Team Penske had gone more than two years and 49 races since its last pole position. Brazil's Gil de Ferran rectified that in his first start for the once-elite Champ Indy-car team.
The Brazilian driver earned the seventh pole of his CART career today, turning a lap of 25.942 seconds in qualifying for the season-opening Marlboro Grand Prix of Miami on the 1.502-mile Homestead oval.
That was good enough, by just 0.006 seconds, to beat the 25.948 run by defending FedEx Championship Series champion Juan Montoya of Colombia.
That was the closest pole qualifying result since Paul Tracy, then driving for Penske,led the way on the road course in Elkhart Lake, Wisconsin. CART scoring had to go to the fourth decimal place to determine the winner of the dual between Tracy and then-teammate Emerson Fittipaldi.
The closeness of the victory didn't bother de Ferran in the least.
"I thought we'd be in contention, but this was above my expectations," de Ferran said with considerable emotion. "This is a great feeling.
"I guess this pole means a lot from my point of view. These guys have had a lot of problems the last few seasons. There's a lot of emotional significance."
De Ferran, who won two poles last year while driving for Walker Racing, gave his new team owner Roger Penske his first top qualifying spot since Tracy tce. It was the 99th Champ Car victory for Penske and the last time his team has been to victory lane - easily the longest drought since the team was formed in 1969.

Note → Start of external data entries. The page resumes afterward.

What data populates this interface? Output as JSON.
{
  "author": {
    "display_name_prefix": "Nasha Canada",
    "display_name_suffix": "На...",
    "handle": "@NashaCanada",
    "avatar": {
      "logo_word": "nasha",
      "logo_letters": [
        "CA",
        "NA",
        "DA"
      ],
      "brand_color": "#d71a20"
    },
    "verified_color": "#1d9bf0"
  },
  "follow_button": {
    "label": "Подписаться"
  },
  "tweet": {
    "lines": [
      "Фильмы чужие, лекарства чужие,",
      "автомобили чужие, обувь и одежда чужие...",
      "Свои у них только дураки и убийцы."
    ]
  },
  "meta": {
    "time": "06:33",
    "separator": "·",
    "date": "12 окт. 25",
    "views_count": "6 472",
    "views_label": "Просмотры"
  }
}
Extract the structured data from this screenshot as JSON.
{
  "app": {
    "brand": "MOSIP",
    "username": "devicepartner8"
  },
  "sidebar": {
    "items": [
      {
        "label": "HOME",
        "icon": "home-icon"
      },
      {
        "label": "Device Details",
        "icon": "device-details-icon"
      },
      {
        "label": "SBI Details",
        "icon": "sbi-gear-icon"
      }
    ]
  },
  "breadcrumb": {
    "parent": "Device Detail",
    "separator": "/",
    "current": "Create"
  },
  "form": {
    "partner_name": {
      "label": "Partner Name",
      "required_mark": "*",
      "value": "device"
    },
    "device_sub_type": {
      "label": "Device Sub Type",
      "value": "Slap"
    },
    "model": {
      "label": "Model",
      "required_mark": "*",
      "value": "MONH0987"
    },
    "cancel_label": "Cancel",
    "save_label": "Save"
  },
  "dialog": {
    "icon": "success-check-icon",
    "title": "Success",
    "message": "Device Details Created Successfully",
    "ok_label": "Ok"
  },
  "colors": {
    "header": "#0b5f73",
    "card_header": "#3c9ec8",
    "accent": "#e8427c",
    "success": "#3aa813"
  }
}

The troubling slump prompted Penske to make wholesale changes over theced drivers in his second entry.
He also gave up on his own Penske chassis and bought Reynards, as well as switching from Mercedes engines to Honda power.
Castro-Neves completed the picture by qualifying a highly respectable eighth among 25 drivers with a lap of 26.268.
A beaming Penske greeted de Ferran when he arrived at the team transporter, saying, "What a job!"
Montoya, who won seven races as a rookie last season, appeared happy enough with his team's change from Reynard to Lola chassis and Honda to Toyota engines, which have yet to win a CART event. His Target-Chip Ganassi Racing team has won an unprecedented four straight CART championships with the Reynard-Honda combination.
"The car was perfect and I can tell you, the Toyota is right there, right in the money," the confident 24-year-old driver said. "I'm looking forward to having the first win with Toyota. It's going to be a lot of fun."
Ford-powered Reynards took positions three through seven for Sunday's 150-lap, 362-kilometer (225-mile) race. Mexico's Adrian Fernandez was third at 26.042, followed by Canadian rookie Alex Tagliani at 26.114, CART rookie and 1999 Indianapolis 500 winner Kenny Brack of Sweden at 26.146, American Michael Andretti at 26.175 and Robert Moreno of Brazil in 26.236.
Italy's Max Papis, Brack's Team Rahal teammate, was considered one of the prequalifying favorites, but wound up 13th at 26.432 after nearly crashing during his run on the windy afternoon.
"It was like having someone pushing the car sideways in the turn," Papis said of the gusty winds.
England's Mark Blundell did crash his primary car in qualifying, but came back out with his backup Reynard-Mercedes and put it in the 16th position at 26.616.
Scotsman Dario Franchitti, who tied Montoya for the points lead last year only to lose the title because he had fewer victories (two), continued to struggle. He qualified 22nd at 26.802.
Franchitti is coming back from a broken pelvis and a hard blow to the head in a crash February 9 during testing on this same track. But he said the injuries have nothing to do with his disheartening performance.
"Physically, I'm fine," he said. "The only time I feel pain is when I look at the time sheets."Reuse content